§ **Exercise details**:
Restate the records below word for word, leaving nothing out.

Excerpts from an interface dataset
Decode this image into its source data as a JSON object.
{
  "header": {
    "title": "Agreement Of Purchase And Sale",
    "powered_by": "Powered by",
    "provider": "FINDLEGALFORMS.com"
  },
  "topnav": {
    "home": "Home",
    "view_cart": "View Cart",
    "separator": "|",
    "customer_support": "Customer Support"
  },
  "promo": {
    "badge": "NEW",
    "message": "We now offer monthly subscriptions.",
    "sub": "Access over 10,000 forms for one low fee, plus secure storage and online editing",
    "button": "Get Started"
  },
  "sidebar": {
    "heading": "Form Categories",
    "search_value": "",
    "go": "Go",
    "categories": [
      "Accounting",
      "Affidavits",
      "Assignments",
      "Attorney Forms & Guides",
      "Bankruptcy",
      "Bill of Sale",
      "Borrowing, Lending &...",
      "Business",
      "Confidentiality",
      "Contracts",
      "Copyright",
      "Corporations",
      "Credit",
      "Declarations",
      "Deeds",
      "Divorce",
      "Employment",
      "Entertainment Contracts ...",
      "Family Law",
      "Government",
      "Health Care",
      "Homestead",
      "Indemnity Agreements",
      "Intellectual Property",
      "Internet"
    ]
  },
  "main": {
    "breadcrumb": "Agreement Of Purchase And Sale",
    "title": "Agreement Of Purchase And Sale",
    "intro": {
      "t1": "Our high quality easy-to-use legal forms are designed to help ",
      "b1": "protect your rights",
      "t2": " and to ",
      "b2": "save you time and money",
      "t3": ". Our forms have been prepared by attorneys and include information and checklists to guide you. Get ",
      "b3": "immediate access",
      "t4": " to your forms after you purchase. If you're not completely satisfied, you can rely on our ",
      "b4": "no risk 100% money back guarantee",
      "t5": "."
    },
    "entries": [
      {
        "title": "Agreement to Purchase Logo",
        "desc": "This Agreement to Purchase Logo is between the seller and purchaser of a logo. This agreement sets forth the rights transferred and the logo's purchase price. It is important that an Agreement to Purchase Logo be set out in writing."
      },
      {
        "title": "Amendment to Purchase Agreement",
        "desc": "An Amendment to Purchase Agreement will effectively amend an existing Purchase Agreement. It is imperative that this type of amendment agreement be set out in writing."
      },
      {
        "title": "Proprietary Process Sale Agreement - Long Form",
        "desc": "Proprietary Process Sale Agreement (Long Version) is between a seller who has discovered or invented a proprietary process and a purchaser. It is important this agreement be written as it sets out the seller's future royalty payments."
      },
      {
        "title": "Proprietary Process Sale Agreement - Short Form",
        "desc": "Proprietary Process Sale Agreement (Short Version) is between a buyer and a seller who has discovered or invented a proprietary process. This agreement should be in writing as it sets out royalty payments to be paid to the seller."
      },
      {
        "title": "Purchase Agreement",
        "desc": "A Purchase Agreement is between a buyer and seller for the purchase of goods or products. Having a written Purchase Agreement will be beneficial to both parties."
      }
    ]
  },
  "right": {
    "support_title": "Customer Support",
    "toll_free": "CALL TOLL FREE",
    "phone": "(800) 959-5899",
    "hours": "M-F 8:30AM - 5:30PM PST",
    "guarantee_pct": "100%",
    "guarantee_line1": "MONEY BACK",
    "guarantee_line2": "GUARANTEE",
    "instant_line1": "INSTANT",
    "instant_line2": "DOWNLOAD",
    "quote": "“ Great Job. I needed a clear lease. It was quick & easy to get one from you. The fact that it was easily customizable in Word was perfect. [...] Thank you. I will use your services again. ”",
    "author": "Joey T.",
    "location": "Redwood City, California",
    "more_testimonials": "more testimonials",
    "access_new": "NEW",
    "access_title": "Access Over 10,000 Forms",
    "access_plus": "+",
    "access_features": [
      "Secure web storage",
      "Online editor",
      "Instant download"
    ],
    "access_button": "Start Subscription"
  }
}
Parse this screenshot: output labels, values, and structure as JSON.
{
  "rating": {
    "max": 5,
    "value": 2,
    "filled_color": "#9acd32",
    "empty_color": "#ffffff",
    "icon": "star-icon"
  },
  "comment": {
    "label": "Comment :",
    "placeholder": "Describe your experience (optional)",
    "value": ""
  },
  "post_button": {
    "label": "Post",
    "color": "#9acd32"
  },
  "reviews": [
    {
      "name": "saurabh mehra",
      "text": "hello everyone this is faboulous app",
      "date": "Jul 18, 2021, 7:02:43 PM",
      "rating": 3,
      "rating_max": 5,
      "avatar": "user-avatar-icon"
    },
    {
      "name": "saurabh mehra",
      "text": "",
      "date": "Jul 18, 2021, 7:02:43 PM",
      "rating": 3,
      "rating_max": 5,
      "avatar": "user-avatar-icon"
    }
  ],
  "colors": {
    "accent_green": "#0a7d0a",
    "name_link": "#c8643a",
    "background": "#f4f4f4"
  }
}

§ **Solution for this task**:
Decode this image into its source data as a JSON object.
{
  "header": {
    "title": "Agreement Of Purchase And Sale",
    "powered_by": "Powered by",
    "provider": "FINDLEGALFORMS.com"
  },
  "topnav": {
    "home": "Home",
    "view_cart": "View Cart",
    "separator": "|",
    "customer_support": "Customer Support"
  },
  "promo": {
    "badge": "NEW",
    "message": "We now offer monthly subscriptions.",
    "sub": "Access over 10,000 forms for one low fee, plus secure storage and online editing",
    "button": "Get Started"
  },
  "sidebar": {
    "heading": "Form Categories",
    "search_value": "",
    "go": "Go",
    "categories": [
      "Accounting",
      "Affidavits",
      "Assignments",
      "Attorney Forms & Guides",
      "Bankruptcy",
      "Bill of Sale",
      "Borrowing, Lending &...",
      "Business",
      "Confidentiality",
      "Contracts",
      "Copyright",
      "Corporations",
      "Credit",
      "Declarations",
      "Deeds",
      "Divorce",
      "Employment",
      "Entertainment Contracts ...",
      "Family Law",
      "Government",
      "Health Care",
      "Homestead",
      "Indemnity Agreements",
      "Intellectual Property",
      "Internet"
    ]
  },
  "main": {
    "breadcrumb": "Agreement Of Purchase And Sale",
    "title": "Agreement Of Purchase And Sale",
    "intro": {
      "t1": "Our high quality easy-to-use legal forms are designed to help ",
      "b1": "protect your rights",
      "t2": " and to ",
      "b2": "save you time and money",
      "t3": ". Our forms have been prepared by attorneys and include information and checklists to guide you. Get ",
      "b3": "immediate access",
      "t4": " to your forms after you purchase. If you're not completely satisfied, you can rely on our ",
      "b4": "no risk 100% money back guarantee",
      "t5": "."
    },
    "entries": [
      {
        "title": "Agreement to Purchase Logo",
        "desc": "This Agreement to Purchase Logo is between the seller and purchaser of a logo. This agreement sets forth the rights transferred and the logo's purchase price. It is important that an Agreement to Purchase Logo be set out in writing."
      },
      {
        "title": "Amendment to Purchase Agreement",
        "desc": "An Amendment to Purchase Agreement will effectively amend an existing Purchase Agreement. It is imperative that this type of amendment agreement be set out in writing."
      },
      {
        "title": "Proprietary Process Sale Agreement - Long Form",
        "desc": "Proprietary Process Sale Agreement (Long Version) is between a seller who has discovered or invented a proprietary process and a purchaser. It is important this agreement be written as it sets out the seller's future royalty payments."
      },
      {
        "title": "Proprietary Process Sale Agreement - Short Form",
        "desc": "Proprietary Process Sale Agreement (Short Version) is between a buyer and a seller who has discovered or invented a proprietary process. This agreement should be in writing as it sets out royalty payments to be paid to the seller."
      },
      {
        "title": "Purchase Agreement",
        "desc": "A Purchase Agreement is between a buyer and seller for the purchase of goods or products. Having a written Purchase Agreement will be beneficial to both parties."
      }
    ]
  },
  "right": {
    "support_title": "Customer Support",
    "toll_free": "CALL TOLL FREE",
    "phone": "(800) 959-5899",
    "hours": "M-F 8:30AM - 5:30PM PST",
    "guarantee_pct": "100%",
    "guarantee_line1": "MONEY BACK",
    "guarantee_line2": "GUARANTEE",
    "instant_line1": "INSTANT",
    "instant_line2": "DOWNLOAD",
    "quote": "“ Great Job. I needed a clear lease. It was quick & easy to get one from you. The fact that it was easily customizable in Word was perfect. [...] Thank you. I will use your services again. ”",
    "author": "Joey T.",
    "location": "Redwood City, California",
    "more_testimonials": "more testimonials",
    "access_new": "NEW",
    "access_title": "Access Over 10,000 Forms",
    "access_plus": "+",
    "access_features": [
      "Secure web storage",
      "Online editor",
      "Instant download"
    ],
    "access_button": "Start Subscription"
  }
}
Parse this screenshot: output labels, values, and structure as JSON.
{
  "rating": {
    "max": 5,
    "value": 2,
    "filled_color": "#9acd32",
    "empty_color": "#ffffff",
    "icon": "star-icon"
  },
  "comment": {
    "label": "Comment :",
    "placeholder": "Describe your experience (optional)",
    "value": ""
  },
  "post_button": {
    "label": "Post",
    "color": "#9acd32"
  },
  "reviews": [
    {
      "name": "saurabh mehra",
      "text": "hello everyone this is faboulous app",
      "date": "Jul 18, 2021, 7:02:43 PM",
      "rating": 3,
      "rating_max": 5,
      "avatar": "user-avatar-icon"
    },
    {
      "name": "saurabh mehra",
      "text": "",
      "date": "Jul 18, 2021, 7:02:43 PM",
      "rating": 3,
      "rating_max": 5,
      "avatar": "user-avatar-icon"
    }
  ],
  "colors": {
    "accent_green": "#0a7d0a",
    "name_link": "#c8643a",
    "background": "#f4f4f4"
  }
}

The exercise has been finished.